Science/Nature | Why world's taps are running dry If you want to induce mental meltdown, the statistics of the worsening global water crisis are a surefire winner. Two-fifths of the world's people already face serious shortages, and water-borne diseases fill half its hospital beds. People in rich countries use 10 times more water than those in poor ones. The present is dire: the future looks so grim it must be entirely unmanageable. Cut it how you will, the picture that emerges from today's data and tomorrow's forecasts is so complex and appalling it can leave you feeling powerless. The world cannot increase its supply of fresh water: all it can do is change the way it uses it. Its population is going to go on increasing for some time before there is any prospect it will stabilise. Lion's share And water-borne diseases already kill one child every eight seconds, as day follows day. Water is not running out: it is simply that there are steadily more of us to share it. Some regions will become drier, some wetter. And us? Running on empty
Precipitation -The Water Cycle. USGS Water Science School Precipitation is water released from clouds in the form of rain, freezing rain, sleet, snow, or hail. It is the primary connection in the water cycle that provides for the delivery of atmospheric water to the Earth. Most precipitation falls as rain. How do raindrops form? The clouds floating overhead contain water vapor and cloud droplets, which are small drops of condensed water.
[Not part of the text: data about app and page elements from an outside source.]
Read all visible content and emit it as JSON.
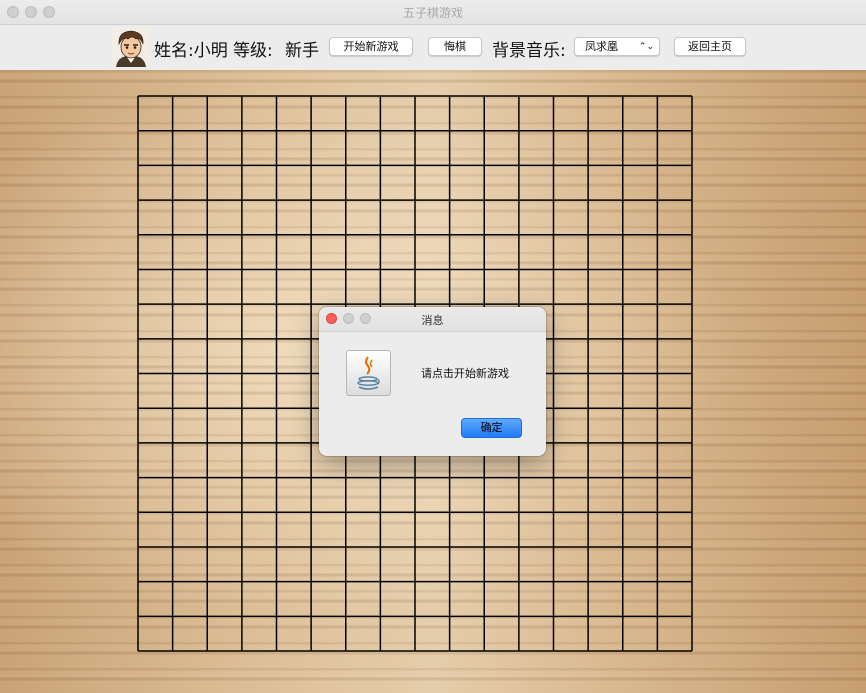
{
  "window": {
    "title": "五子棋游戏"
  },
  "toolbar": {
    "name_label": "姓名:小明",
    "level_label": "等级:",
    "level_value": "新手",
    "new_game_label": "开始新游戏",
    "undo_label": "悔棋",
    "music_label": "背景音乐:",
    "music_selected": "凤求凰",
    "back_home_label": "返回主页"
  },
  "board": {
    "lines": 17
  },
  "dialog": {
    "title": "消息",
    "message": "请点击开始新游戏",
    "ok_label": "确定"
  },
  "colors": {
    "accent": "#1f7cf5",
    "close_red": "#fe5f57",
    "grid": "#000000"
  },
  "icons": {
    "avatar": "player-avatar-icon",
    "dialog": "java-coffee-icon",
    "select": "chevron-updown-icon"
  }
}
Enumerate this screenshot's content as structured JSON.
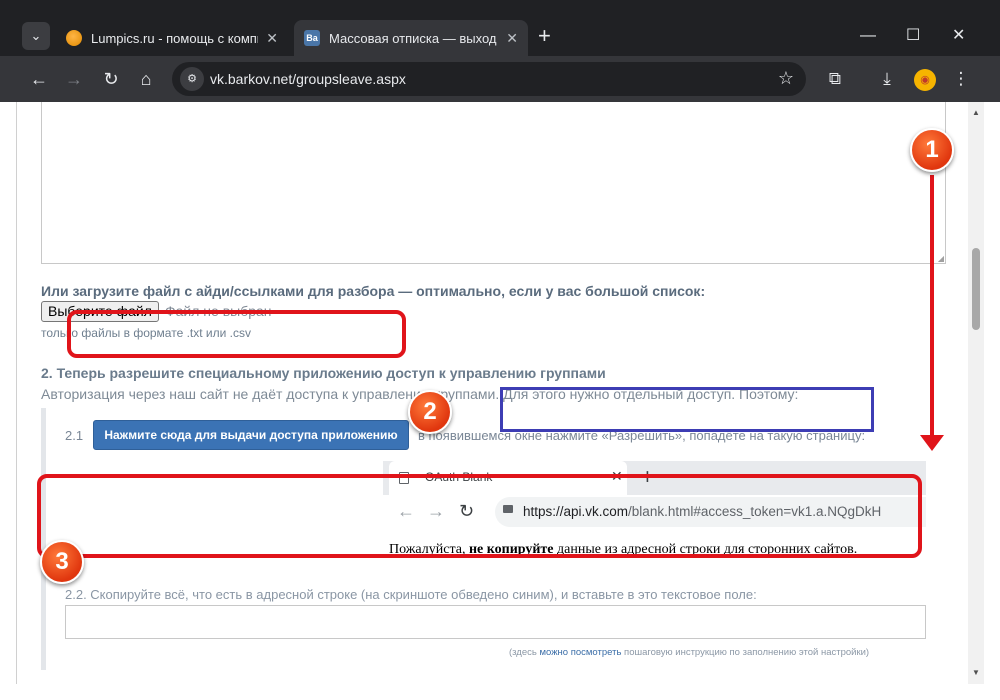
{
  "browser": {
    "tabs": [
      {
        "title": "Lumpics.ru - помощь с компьютером",
        "close": "✕"
      },
      {
        "title": "Массовая отписка — выход из групп",
        "favicon_text": "Ва",
        "close": "✕"
      }
    ],
    "new_tab": "+",
    "window_controls": {
      "minimize": "—",
      "maximize": "☐",
      "close": "✕"
    },
    "address_bar": {
      "url": "vk.barkov.net/groupsleave.aspx"
    }
  },
  "page": {
    "upload_heading": "Или загрузите файл с айди/ссылками для разбора — оптимально, если у вас большой список:",
    "file_button": "Выберите файл",
    "file_status": "Файл не выбран",
    "file_hint": "только файлы в формате .txt или .csv",
    "step2_heading": "2. Теперь разрешите специальному приложению доступ к управлению группами",
    "step2_desc": "Авторизация через наш сайт не даёт доступа к управлению группами. Для этого нужно отдельный доступ. Поэтому:",
    "step21_label": "2.1",
    "auth_button": "Нажмите сюда для выдачи доступа приложению",
    "step21_after": "в появившемся окне нажмите «Разрешить», попадёте на такую страницу:",
    "screenshot": {
      "tab_title": "OAuth Blank",
      "url_host": "https://api.vk.com",
      "url_path": "/blank.html#access_token=vk1.a.NQgDkH"
    },
    "warning_prefix": "Пожалуйста, ",
    "warning_bold": "не копируйте",
    "warning_suffix": " данные из адресной строки для сторонних сайтов.",
    "step22_label": "2.2. Скопируйте всё, что есть в адресной строке (на скриншоте обведено синим), и вставьте в это текстовое поле:",
    "footnote_prefix": "(здесь ",
    "footnote_link": "можно посмотреть",
    "footnote_suffix": " пошаговую инструкцию по заполнению этой настройки)"
  },
  "annotations": {
    "markers": [
      "1",
      "2",
      "3"
    ],
    "highlight_color": "#e0141a",
    "url_highlight_color": "#3d3db4"
  },
  "colors": {
    "accent_button": "#3b73b5",
    "chrome_dark": "#202124"
  }
}
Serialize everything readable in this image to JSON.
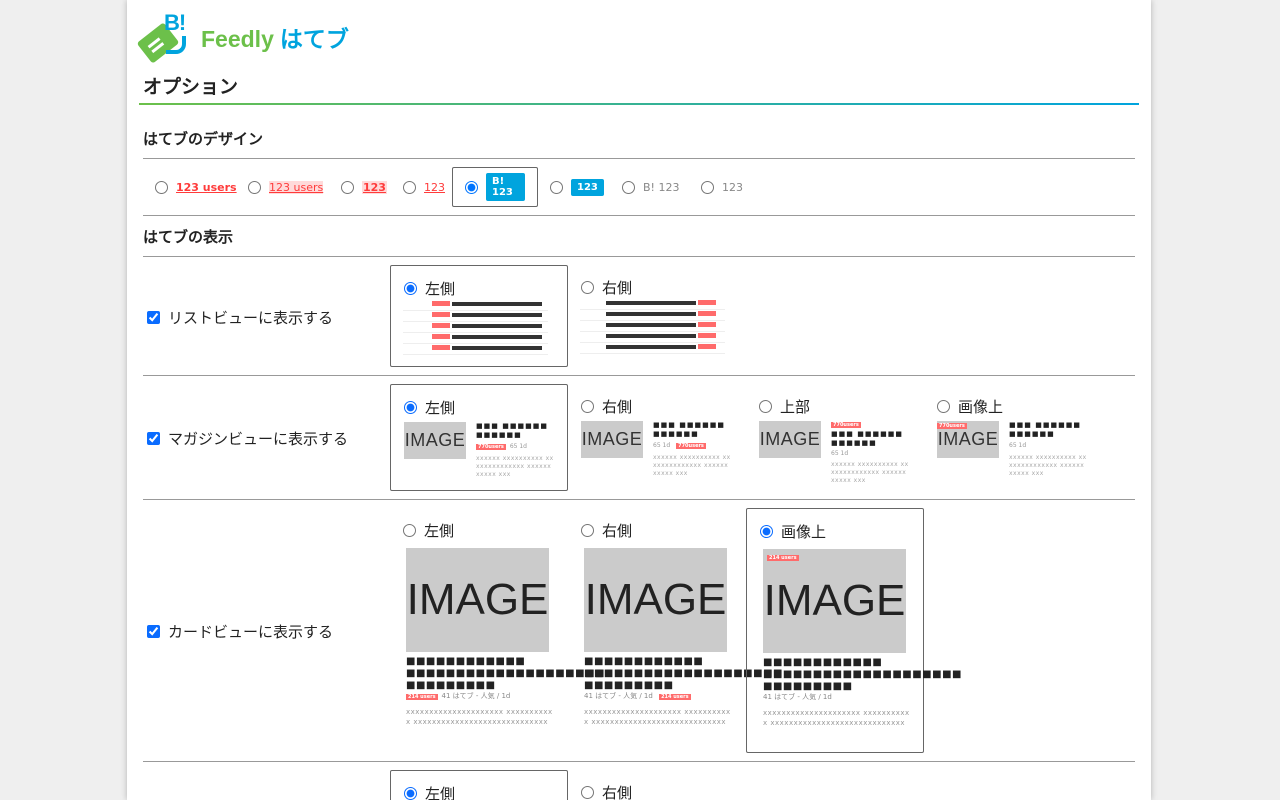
{
  "app": {
    "feedly": "Feedly",
    "hatebu": "はてブ",
    "logo_mark": "B!"
  },
  "page_title": "オプション",
  "sections": {
    "design": "はてブのデザイン",
    "display": "はてブの表示"
  },
  "designs": [
    {
      "text": "123 users",
      "style": "red-bold",
      "selected": false
    },
    {
      "text": "123 users",
      "style": "red-bg",
      "selected": false
    },
    {
      "text": "123",
      "style": "red-bold-bg",
      "selected": false
    },
    {
      "text": "123",
      "style": "red-thin",
      "selected": false
    },
    {
      "text": "B! 123",
      "style": "blue-badge",
      "selected": true
    },
    {
      "text": "123",
      "style": "blue-box",
      "selected": false
    },
    {
      "text": "B! 123",
      "style": "gray",
      "selected": false
    },
    {
      "text": "123",
      "style": "gray",
      "selected": false
    }
  ],
  "list_view": {
    "label": "リストビューに表示する",
    "checked": true,
    "options": [
      "左側",
      "右側"
    ],
    "selected": "左側"
  },
  "magazine_view": {
    "label": "マガジンビューに表示する",
    "checked": true,
    "options": [
      "左側",
      "右側",
      "上部",
      "画像上"
    ],
    "selected": "左側"
  },
  "card_view": {
    "label": "カードビューに表示する",
    "checked": true,
    "options": [
      "左側",
      "右側",
      "画像上"
    ],
    "selected": "画像上"
  },
  "next_view": {
    "options": [
      "左側",
      "右側"
    ],
    "selected": "左側"
  },
  "preview": {
    "image_text": "IMAGE",
    "users_badge": "770users",
    "card_badge": "214 users",
    "card_meta": "41  はてブ - 人気 / 1d",
    "mag_meta": "65  1d",
    "title_mask": "■■■ ■■■■■■ ■■■■■■",
    "card_title_mask": "■■■■■■■■■■■■ ■■■■■■■■■■■■■■■■■■■■ ■■■■■■■■■",
    "desc_mask": "xxxxxx xxxxxxxxxx xx xxxxxxxxxxxx xxxxxx xxxxx xxx",
    "card_desc_mask": "xxxxxxxxxxxxxxxxxxxxx xxxxxxxxxxx xxxxxxxxxxxxxxxxxxxxxxxxxxxxx"
  }
}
Care to guess how many gallons of water fall when 1 inch (2.5 cm) of rain falls on 1 acre of land? What do raindrops look like? Let me introduce myself - I am Drippy, the (un)official USGS water-science icon. As Alistair Frasier explains in his web page, Bad Rain, small raindrops, those with a radius of less than 1 millimeter (mm), are spherical, like a round ball. Precipitation rates vary geographically and over time Precipitation does not fall in the same amounts throughout the world, in a country, or even in a city. The map below shows average annual precipitation, in millimeters and inches, for the world.
Considering Extinction: Are We Falling Off the Climate Precipice? Jamail explores what climate scientists just beyond the mainstream are thinking about how climate change will affect life on this planet. What, in other words, is the worst that we could possibly face in the decades to come? The answer: a nightmare scenario.I grew up planning for my future, wondering which college I would attend, what to study, and later on, where to work, which articles to write, what my next book might be, how to pay a mortgage, and which mountaineering trip I might like to take next. Now, I wonder about the future of our planet. During a recent visit with my eight-year-old niece and 10- and 12-year-old nephews, I stopped myself from asking them what they wanted to do when they grew up, or any of the future-oriented questions I used to ask myself. I did so because the reality of their generation may be that questions like where they will work could be replaced by: Where will they get their fresh water? The route had changed dramatically enough to stun me.